Government's Brexit deal needs 'substantial changes' before MPs can vote on it again

House of Commons Speaker John Bercow has ruled out another vote on Theresa May's Brexit withdrawal agreement if the motion is substantially the same as last time.

The ruling means May's deal, as it stands, will not be put before MPs as anticipated would happen this week.

Bercow said the government cannot "resubmit to the House the same proposition, or substantially the same proposition," for a third time.

The Speaker cited the Commons rulebook Erskine May as he set out a convention dating back to 1604 that a defeated motion cannot be brought back in the same form during the course of a parliamentary session.

The prime minister's office took more than four hours to release a response to Bercow's decision. The thinly-worded statement extended to just twelve words, as noted by ITV News Political Editor Robert Peston.

Caught somewhat off-guard by the ruling, the prime minister's official spokesman earlier had said: "The Speaker did not warn us of the contents of the statement or indeed the fact that he was making one."

Meanwhile, MPs were far quicker to react to the decision.

Graham Brady, chairman of the Conservative 1922 Committee, says the Speaker's attempt to block a third meaningful vote is "unsurprising", adding he doesn't think the prime minster's deal is dead.

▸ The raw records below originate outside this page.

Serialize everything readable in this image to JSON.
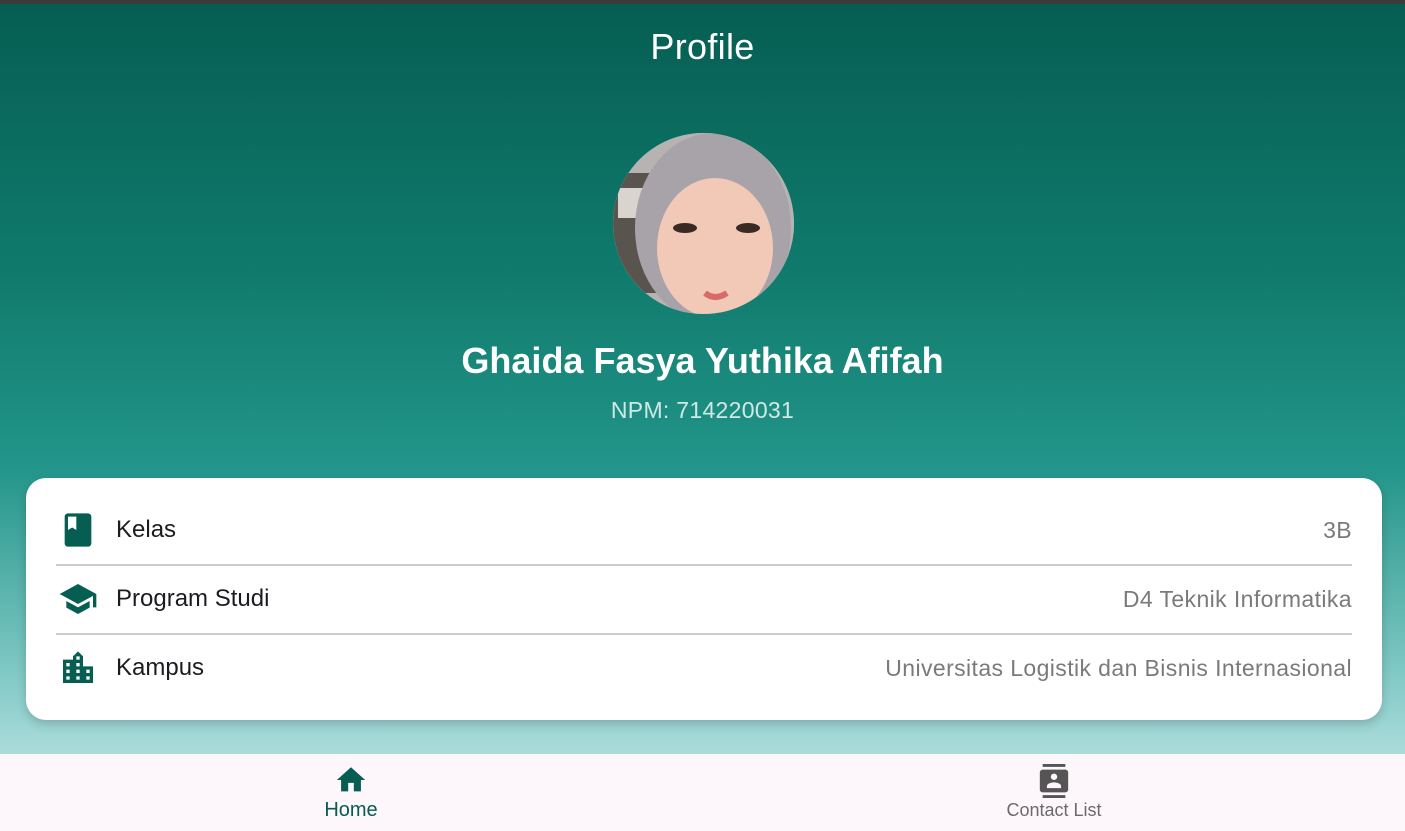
{
  "colors": {
    "accent": "#065e52",
    "header_gradient_top": "#065e52",
    "header_gradient_bottom": "#abdcdb",
    "card_bg": "#ffffff",
    "nav_bg": "#fdf6fb"
  },
  "header": {
    "title": "Profile"
  },
  "profile": {
    "avatar_alt": "profile photo",
    "name": "Ghaida Fasya Yuthika Afifah",
    "npm": "NPM: 714220031"
  },
  "info": [
    {
      "icon": "book-icon",
      "label": "Kelas",
      "value": "3B"
    },
    {
      "icon": "graduation-cap-icon",
      "label": "Program Studi",
      "value": "D4 Teknik Informatika"
    },
    {
      "icon": "building-icon",
      "label": "Kampus",
      "value": "Universitas Logistik dan Bisnis Internasional"
    }
  ],
  "nav": [
    {
      "icon": "home-icon",
      "label": "Home",
      "active": true
    },
    {
      "icon": "contact-list-icon",
      "label": "Contact List",
      "active": false
    }
  ]
}
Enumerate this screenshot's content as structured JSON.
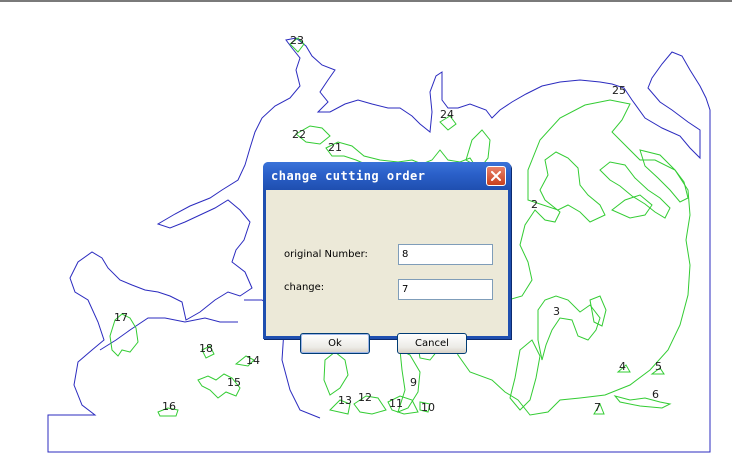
{
  "dialog": {
    "title": "change cutting order",
    "original_label": "original Number:",
    "original_value": "8",
    "change_label": "change:",
    "change_value": "7",
    "ok_label": "Ok",
    "cancel_label": "Cancel",
    "close_icon": "close-icon"
  },
  "drawing": {
    "outline_color": "#2b2bbf",
    "part_color": "#33cc33",
    "part_numbers": [
      "2",
      "3",
      "4",
      "5",
      "6",
      "7",
      "9",
      "10",
      "11",
      "12",
      "13",
      "14",
      "15",
      "16",
      "17",
      "18",
      "21",
      "22",
      "23",
      "24",
      "25"
    ]
  }
}
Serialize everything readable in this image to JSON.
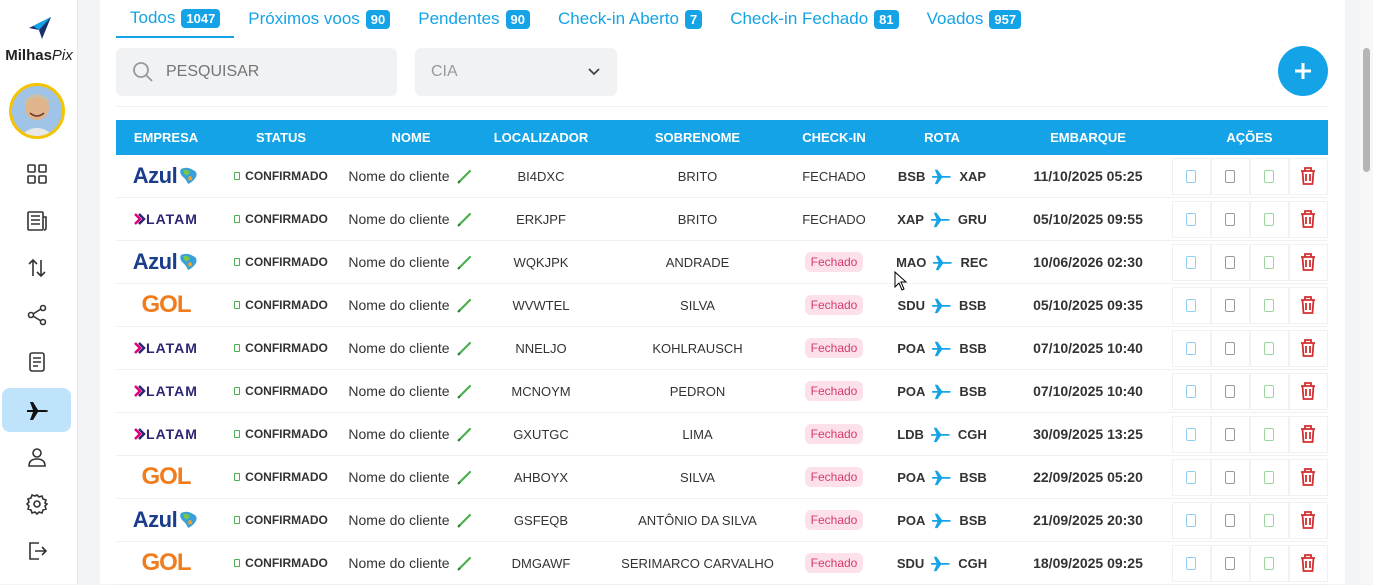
{
  "app": {
    "logo_main": "Milhas",
    "logo_accent": "Pix"
  },
  "sidebar": {
    "items": [
      {
        "name": "dashboard-icon"
      },
      {
        "name": "news-icon"
      },
      {
        "name": "transfer-icon"
      },
      {
        "name": "share-icon"
      },
      {
        "name": "document-icon"
      },
      {
        "name": "airplane-icon",
        "active": true
      },
      {
        "name": "user-icon"
      },
      {
        "name": "settings-icon"
      },
      {
        "name": "logout-icon"
      }
    ]
  },
  "tabs": [
    {
      "label": "Todos",
      "count": "1047",
      "active": true
    },
    {
      "label": "Próximos voos",
      "count": "90"
    },
    {
      "label": "Pendentes",
      "count": "90"
    },
    {
      "label": "Check-in Aberto",
      "count": "7"
    },
    {
      "label": "Check-in Fechado",
      "count": "81"
    },
    {
      "label": "Voados",
      "count": "957"
    }
  ],
  "filters": {
    "search_placeholder": "PESQUISAR",
    "cia_placeholder": "CIA"
  },
  "table": {
    "headers": [
      "EMPRESA",
      "STATUS",
      "NOME",
      "LOCALIZADOR",
      "SOBRENOME",
      "CHECK-IN",
      "ROTA",
      "EMBARQUE",
      "AÇÕES"
    ],
    "rows": [
      {
        "airline": "Azul",
        "status": "CONFIRMADO",
        "nome": "Nome do cliente",
        "localizador": "BI4DXC",
        "sobrenome": "BRITO",
        "checkin": "FECHADO",
        "checkin_pill": false,
        "from": "BSB",
        "to": "XAP",
        "embarque": "11/10/2025 05:25"
      },
      {
        "airline": "LATAM",
        "status": "CONFIRMADO",
        "nome": "Nome do cliente",
        "localizador": "ERKJPF",
        "sobrenome": "BRITO",
        "checkin": "FECHADO",
        "checkin_pill": false,
        "from": "XAP",
        "to": "GRU",
        "embarque": "05/10/2025 09:55"
      },
      {
        "airline": "Azul",
        "status": "CONFIRMADO",
        "nome": "Nome do cliente",
        "localizador": "WQKJPK",
        "sobrenome": "ANDRADE",
        "checkin": "Fechado",
        "checkin_pill": true,
        "from": "MAO",
        "to": "REC",
        "embarque": "10/06/2026 02:30"
      },
      {
        "airline": "GOL",
        "status": "CONFIRMADO",
        "nome": "Nome do cliente",
        "localizador": "WVWTEL",
        "sobrenome": "SILVA",
        "checkin": "Fechado",
        "checkin_pill": true,
        "from": "SDU",
        "to": "BSB",
        "embarque": "05/10/2025 09:35"
      },
      {
        "airline": "LATAM",
        "status": "CONFIRMADO",
        "nome": "Nome do cliente",
        "localizador": "NNELJO",
        "sobrenome": "KOHLRAUSCH",
        "checkin": "Fechado",
        "checkin_pill": true,
        "from": "POA",
        "to": "BSB",
        "embarque": "07/10/2025 10:40"
      },
      {
        "airline": "LATAM",
        "status": "CONFIRMADO",
        "nome": "Nome do cliente",
        "localizador": "MCNOYM",
        "sobrenome": "PEDRON",
        "checkin": "Fechado",
        "checkin_pill": true,
        "from": "POA",
        "to": "BSB",
        "embarque": "07/10/2025 10:40"
      },
      {
        "airline": "LATAM",
        "status": "CONFIRMADO",
        "nome": "Nome do cliente",
        "localizador": "GXUTGC",
        "sobrenome": "LIMA",
        "checkin": "Fechado",
        "checkin_pill": true,
        "from": "LDB",
        "to": "CGH",
        "embarque": "30/09/2025 13:25"
      },
      {
        "airline": "GOL",
        "status": "CONFIRMADO",
        "nome": "Nome do cliente",
        "localizador": "AHBOYX",
        "sobrenome": "SILVA",
        "checkin": "Fechado",
        "checkin_pill": true,
        "from": "POA",
        "to": "BSB",
        "embarque": "22/09/2025 05:20"
      },
      {
        "airline": "Azul",
        "status": "CONFIRMADO",
        "nome": "Nome do cliente",
        "localizador": "GSFEQB",
        "sobrenome": "ANTÔNIO DA SILVA",
        "checkin": "Fechado",
        "checkin_pill": true,
        "from": "POA",
        "to": "BSB",
        "embarque": "21/09/2025 20:30"
      },
      {
        "airline": "GOL",
        "status": "CONFIRMADO",
        "nome": "Nome do cliente",
        "localizador": "DMGAWF",
        "sobrenome": "SERIMARCO CARVALHO",
        "checkin": "Fechado",
        "checkin_pill": true,
        "from": "SDU",
        "to": "CGH",
        "embarque": "18/09/2025 09:25"
      }
    ]
  },
  "colors": {
    "accent": "#14a3e6",
    "pill_bg": "#fde1ea",
    "pill_text": "#d63a6a",
    "delete": "#d32f2f"
  }
}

Conservative Jacob Rees-Mogg, chairman of the European Research Group, said he is "delighted" Mr Bercow had decided to follow precedent.

Prisons Minister Rory Stewart tweeted: "There are stronger and weaker parts of this argument from the speaker - but the idea that debating the deal is not a good use of parliamentary time - is not a good argument."

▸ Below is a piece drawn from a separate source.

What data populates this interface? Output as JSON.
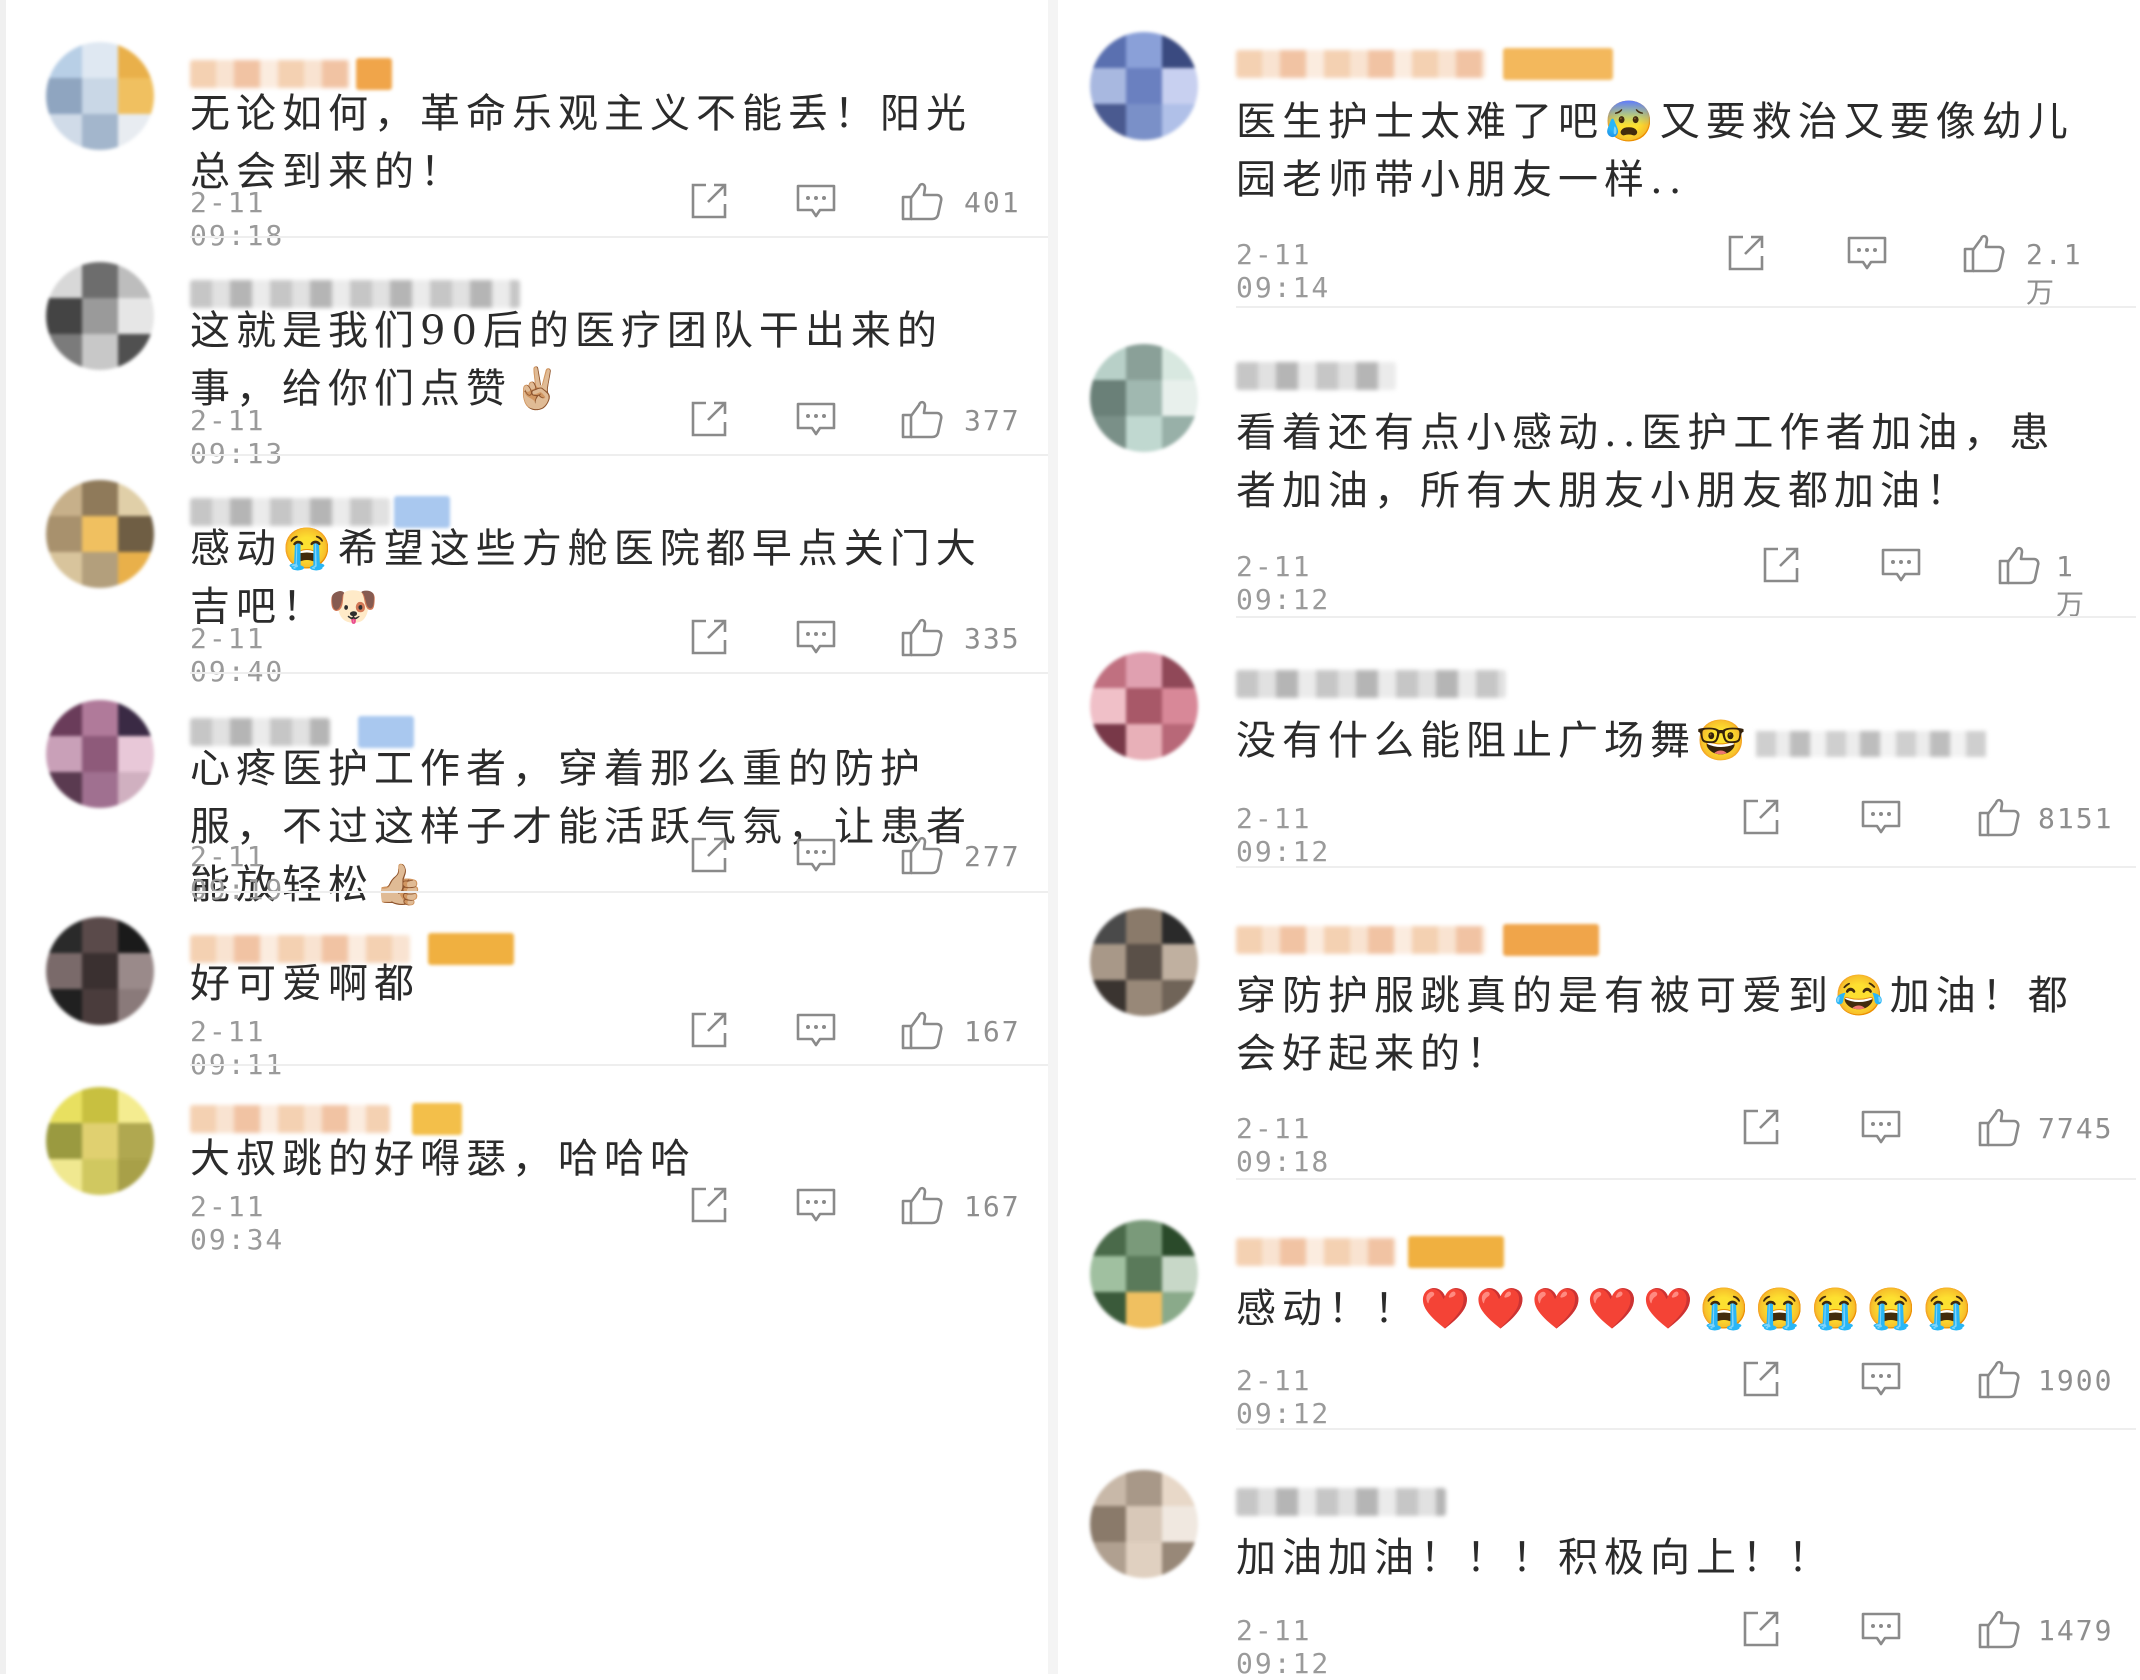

Ardent Leaver and Conservative MP James Gray says "Brexit will not now occur," following the speaker's decision.

Ian Duncan Smith, a strong supporter of the campaign for the UK to leave the European Union, refused to discuss the key points of a meeting he attended with the prime minister at Downing Street following the decision.

Instead, the former Work and Pensions Secretary described the meeting as "good" to ITV News' Political Correspondent Daniel Hewitt. He added Bercow's ruling is "pretty significant if not astonishing statement and the repercussions will take a while to wash through".

Mr Bercow said last week's second meaningful vote "did not fall foul of the convention about matters having already been decided" because there were a number of legal changes to the deal, as well as the publication of three new documents.

But he said because it has been "strongly rumoured" the Government plans to attempt to schedule a third and possibly a fourth vote, he was prompted to make today's statement "to signal what would be orderly and what would not".

With just 11 days to go to the scheduled date of Brexit, Britain is no clearer about how, when or if it will be leaving the European Union.